“I think for us to come back into the Premiership and get that result in front of the crowd we had in, everybody sort of sat up and took notice,” said the 38-year-old Scotland keeper.

“I am not just talking about outwith the club, either. I am talking about guys in our own squad, too.

“It was a case of : ‘OK, we are back, we are here, we can do this.’.

“And it was nice to prove to ourselves that we can compete at this level. This is where we belong, and we belong at the top end.

“I think that needed to happen early on in the season so that everybody could get that confidence boost, and it was the perfect start to the season in that regard. We have kicked on from there.

“We are where I feel Hearts should be – trying to get up to Rangers and Celtic and, on a very good year, try to split them and do something very special.

“Can we match our achievements of 2005-06? We will give it a go.

“At the moment we are doing well, but we want to keep trying to improve.

“We have to keep trying to win games. Getting the away victory at Livingston last weekend was good. It is a wee while since we managed to do that, and it is never easy for any team going away from home in this league.

“If we can continue to do that, then we give ourselves the opportunity. But we have to concentrate on our own form, and our own performances.

“Whether through a bit of luck or building a bit of momentum, we have to get on a run of winning games consistently.

“Doing that breeds confidence, and other teams will start to fear playing against you. If we can do that, we will give ourselves a chance to stay up there.”

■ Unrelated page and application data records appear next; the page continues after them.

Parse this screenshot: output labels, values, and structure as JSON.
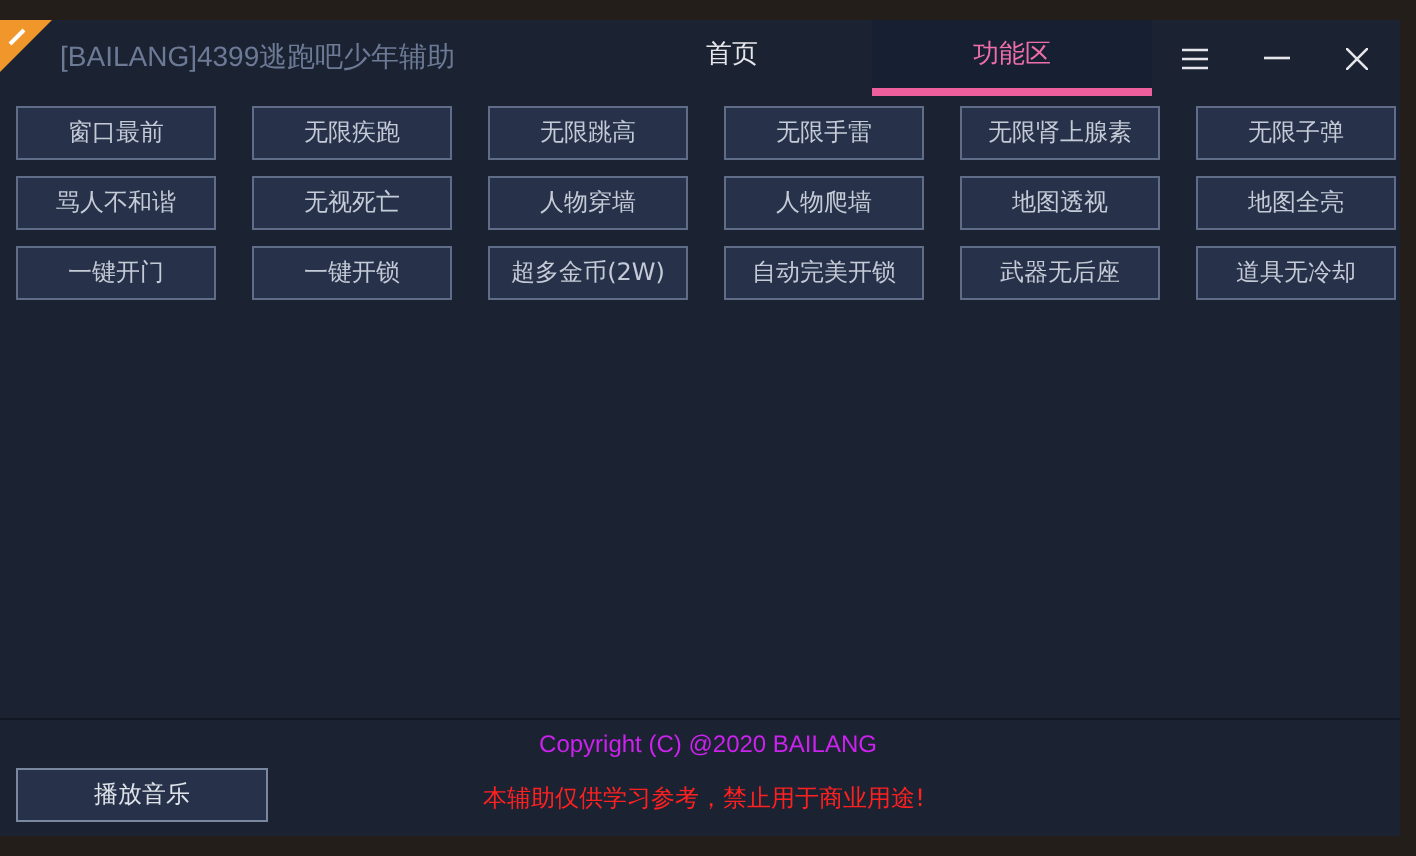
{
  "window": {
    "title": "[BAILANG]4399逃跑吧少年辅助"
  },
  "tabs": [
    {
      "label": "首页",
      "selected": false
    },
    {
      "label": "功能区",
      "selected": true
    }
  ],
  "feature_buttons": [
    "窗口最前",
    "无限疾跑",
    "无限跳高",
    "无限手雷",
    "无限肾上腺素",
    "无限子弹",
    "骂人不和谐",
    "无视死亡",
    "人物穿墙",
    "人物爬墙",
    "地图透视",
    "地图全亮",
    "一键开门",
    "一键开锁",
    "超多金币(2W)",
    "自动完美开锁",
    "武器无后座",
    "道具无冷却"
  ],
  "footer": {
    "copyright": "Copyright (C) @2020 BAILANG",
    "music_button": "播放音乐",
    "notice": "本辅助仅供学习参考，禁止用于商业用途!"
  }
}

© SNS Group
Gordon makes a save against St Mirren at Tynecastle (Pic: Ross Parker / SNS Group)

The Hearts captain has certainly been doing his bit on an individual level.

His weekly heroics in goal feature in highlights packages so often they have become a running joke among television pundits.

“I am still at the top of the charts for most saves made, so I will see if I can stay there for a bit longer,” said Gordon with a smile.

“I have had a few spells in my career where I have felt really good, and put in good performances. I am enjoying one of them at the moment.

“I am going into games feeling good, and expecting to do well.

“It has been great for me personally, but also for the club. I have been making some good saves, and contributing to team performances that are getting points. That is the main thing.

“That’s why it feels even more special, because the boys are getting the job done at the other end to leave us five points clear in third place.

“Success now, though, is being in there consistently.

“There is no point doing it over half a season. It has got to be a full season – or even two, three, four seasons-in-a-row – to fully establish ourselves back as a major force in Scotland, and then trying to move forward.”

Hearts captain Marius Zaliukas lifts the Scottish Cup in 2012 (Pic: SNS Group)

As much as he likes to stay in the moment, Gordon will today welcome the chance to remember both Marius Zaliukas and Fernando Ricksen.

Both players’ lives are being honoured at Tynecastle by Hearts and Rangers as part of Motor-Neurone Disease Day.

“I was here first time around when Marius came over. He was one of the loudest and bubbliest characters out of the lot that came over,” he said of the Lithuanian, who died last year of MND, aged just 36.

“It’s not an easy thing for a foreign player to come in and captain Hearts the way he did. But he had the personality for it, and the performances to match. He was a real leader.

“We’ll be remembering Fernando Ricksen, too. I played against him in my first time at Hearts, and what a great competitor he was.

“It’s a good day to remember the guys, and the positive things they brought to both clubs and to Scottish football.”